“Devotion” is set in 1950, but this mirror scene will no doubt resonate with contemporary audiences as well. Today we talk about “microaggressions,” which is one of the ways these beards still manifest. Prior to the civil rights movement, however, at a time when segregation was widely practiced in the United States, Brown would have taken such bigotry head on. Men like Hudner were the exception: someone decent enough to offer a ride to another black airman, or to step in and deliver the first punch when less tolerant soldiers try to start a fight.
Many black men had served in the U.S. military before Brown, although national policy separated them from white soldiers and Jim Crow rules still applied. “Did you ever think you’d be in the service of a colored sailor?” asks one of the other pilots, who could be Joe Jonas (the vaguely defined white supporting characters all blur together). Hudner does not share their disgust at the new situation. Above all, he just craves action.

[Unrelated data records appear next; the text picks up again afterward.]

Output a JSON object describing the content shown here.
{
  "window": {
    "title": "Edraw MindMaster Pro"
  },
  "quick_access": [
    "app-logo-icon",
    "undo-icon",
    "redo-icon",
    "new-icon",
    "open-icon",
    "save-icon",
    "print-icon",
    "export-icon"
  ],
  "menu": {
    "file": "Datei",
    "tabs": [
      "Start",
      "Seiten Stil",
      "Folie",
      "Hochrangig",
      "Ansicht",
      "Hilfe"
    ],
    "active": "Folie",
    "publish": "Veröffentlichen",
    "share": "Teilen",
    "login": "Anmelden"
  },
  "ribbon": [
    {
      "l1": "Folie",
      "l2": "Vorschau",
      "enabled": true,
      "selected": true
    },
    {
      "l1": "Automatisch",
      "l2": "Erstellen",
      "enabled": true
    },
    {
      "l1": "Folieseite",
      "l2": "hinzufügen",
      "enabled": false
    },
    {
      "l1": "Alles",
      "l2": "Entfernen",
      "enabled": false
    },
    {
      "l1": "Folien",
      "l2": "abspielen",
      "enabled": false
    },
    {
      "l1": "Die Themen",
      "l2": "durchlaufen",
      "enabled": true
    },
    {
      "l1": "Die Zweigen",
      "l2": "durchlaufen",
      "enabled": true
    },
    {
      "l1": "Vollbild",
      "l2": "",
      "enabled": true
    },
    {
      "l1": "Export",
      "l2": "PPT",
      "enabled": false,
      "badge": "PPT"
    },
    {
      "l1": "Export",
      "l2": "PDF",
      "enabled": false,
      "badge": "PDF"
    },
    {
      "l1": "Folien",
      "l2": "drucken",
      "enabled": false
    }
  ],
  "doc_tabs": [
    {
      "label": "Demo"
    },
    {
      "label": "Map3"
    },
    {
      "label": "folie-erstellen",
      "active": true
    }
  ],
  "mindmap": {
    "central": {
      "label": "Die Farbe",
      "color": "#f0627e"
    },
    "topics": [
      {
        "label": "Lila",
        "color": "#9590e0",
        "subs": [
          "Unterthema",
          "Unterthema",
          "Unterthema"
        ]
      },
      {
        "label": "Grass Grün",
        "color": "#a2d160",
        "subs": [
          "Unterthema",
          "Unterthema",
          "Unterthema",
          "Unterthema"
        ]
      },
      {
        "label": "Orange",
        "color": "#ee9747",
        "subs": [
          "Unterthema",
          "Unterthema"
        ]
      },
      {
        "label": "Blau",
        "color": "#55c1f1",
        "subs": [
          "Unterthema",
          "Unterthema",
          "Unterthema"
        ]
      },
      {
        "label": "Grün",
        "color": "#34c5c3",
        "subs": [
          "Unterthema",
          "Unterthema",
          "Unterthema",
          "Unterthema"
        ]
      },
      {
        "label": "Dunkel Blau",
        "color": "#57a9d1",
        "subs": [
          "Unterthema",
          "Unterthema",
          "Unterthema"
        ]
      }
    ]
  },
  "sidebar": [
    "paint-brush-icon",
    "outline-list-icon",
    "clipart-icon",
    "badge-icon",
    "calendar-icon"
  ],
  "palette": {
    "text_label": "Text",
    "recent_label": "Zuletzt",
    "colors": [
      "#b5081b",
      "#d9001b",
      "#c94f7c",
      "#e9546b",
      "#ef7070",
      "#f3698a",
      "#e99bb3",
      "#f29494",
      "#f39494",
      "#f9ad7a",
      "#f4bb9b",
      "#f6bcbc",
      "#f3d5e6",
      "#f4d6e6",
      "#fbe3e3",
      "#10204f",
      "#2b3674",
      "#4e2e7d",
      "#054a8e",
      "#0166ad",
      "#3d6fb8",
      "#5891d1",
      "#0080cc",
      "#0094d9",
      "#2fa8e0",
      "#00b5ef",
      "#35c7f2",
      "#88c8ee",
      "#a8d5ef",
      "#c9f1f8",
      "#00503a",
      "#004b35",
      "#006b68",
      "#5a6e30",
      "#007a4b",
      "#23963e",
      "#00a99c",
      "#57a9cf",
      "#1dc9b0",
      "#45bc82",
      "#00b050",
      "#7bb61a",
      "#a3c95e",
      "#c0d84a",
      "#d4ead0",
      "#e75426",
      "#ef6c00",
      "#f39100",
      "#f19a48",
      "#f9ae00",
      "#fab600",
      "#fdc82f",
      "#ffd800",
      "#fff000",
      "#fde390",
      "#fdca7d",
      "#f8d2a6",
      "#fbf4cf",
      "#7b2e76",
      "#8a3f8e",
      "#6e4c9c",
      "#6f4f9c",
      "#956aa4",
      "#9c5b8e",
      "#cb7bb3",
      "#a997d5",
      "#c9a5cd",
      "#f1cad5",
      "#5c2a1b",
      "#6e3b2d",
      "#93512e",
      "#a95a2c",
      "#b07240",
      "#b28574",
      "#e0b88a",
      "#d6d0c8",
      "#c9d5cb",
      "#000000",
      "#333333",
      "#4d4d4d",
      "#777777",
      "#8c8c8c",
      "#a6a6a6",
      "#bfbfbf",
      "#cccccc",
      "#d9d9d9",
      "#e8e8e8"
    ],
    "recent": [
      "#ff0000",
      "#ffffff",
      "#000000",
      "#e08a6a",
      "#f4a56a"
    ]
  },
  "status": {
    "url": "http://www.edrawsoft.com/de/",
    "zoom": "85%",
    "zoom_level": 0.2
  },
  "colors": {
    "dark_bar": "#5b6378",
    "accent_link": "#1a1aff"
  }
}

Hudner enlisted when the Japanese bombed Pearl Harbor, but the war ended a week before he was to graduate, meaning he missed the “Big Show” (pilot talking about combat aircraft of World War II). Although much of “Devotion” is presented through Hudner’s eyes, Dillard occasionally breaks away from that perspective to share Brown’s experience, and each time he does, the film becomes more interesting: the scene where Brown meets Elizabeth Taylor on the beach in Cannes, for example. , or significant interaction with a lower-ranking black sailor, who presents him with a symbol of male admiration.
Integration was a difficult process in American society, as those indoctrinated by notions of their own superiority tried to retain their power for as long as possible. Revisiting these dynamics on screen is invariably ugly and potentially triggering for many, which is one reason storytellers prefer to focus on progressive cases like Hudner, who shows no overt racism when he meets Brown at the Quonset Point base in Rhode Island.
Although they were both gifted pilots, Brown found it difficult to adapt to the fighter aircraft introduced by the Navy in 1950, the Vought F4U Corsair, whose bulky engine blocked visibility. This late-game change adds a level of suspense to the film’s aerial sequences – a few of which, like the first lighthouse run, exist simply to give audiences a taste of the same exhilaration these men experienced in the cockpit. While flying is fun, landing on an aircraft carrier can be downright nerve-wracking. Not everyone survives this ordeal.
After bonding in heaven, Brown invites Hudner over and introduces the white man to his wife (Christina Jackson) and child – “to see why a man fights,” as Hudner puts it. Despite this gesture, it takes almost the entire film for Brown to accept his partner. Why? Hudner may have been ahead of his peers, but much of his support is easy, meaning no personal risk. Brown makes that clear after being cited for disobeying a direct order in the film’s most electrifying sequence, a breakneck dogfight immediately followed by the bombing of a Korean bridge.
This is where Dillard’s decision to tell the story primarily through Hudner’s eyes pays off: Audiences have already seen much of the unfair treatment Brown faces, whether in life or in life. other films, but Hudner still has some lessons to learn about being an effective actor. ally. The film’s grand finale mirrors “Top Gun: Maverick” in some ways, as Hudner puts his life on the line to save his friend. Brown has already proven his dedication; thanks to Hudner’s actions, however, the country is able to show that same respect to this pioneering black aviator.
The best of variety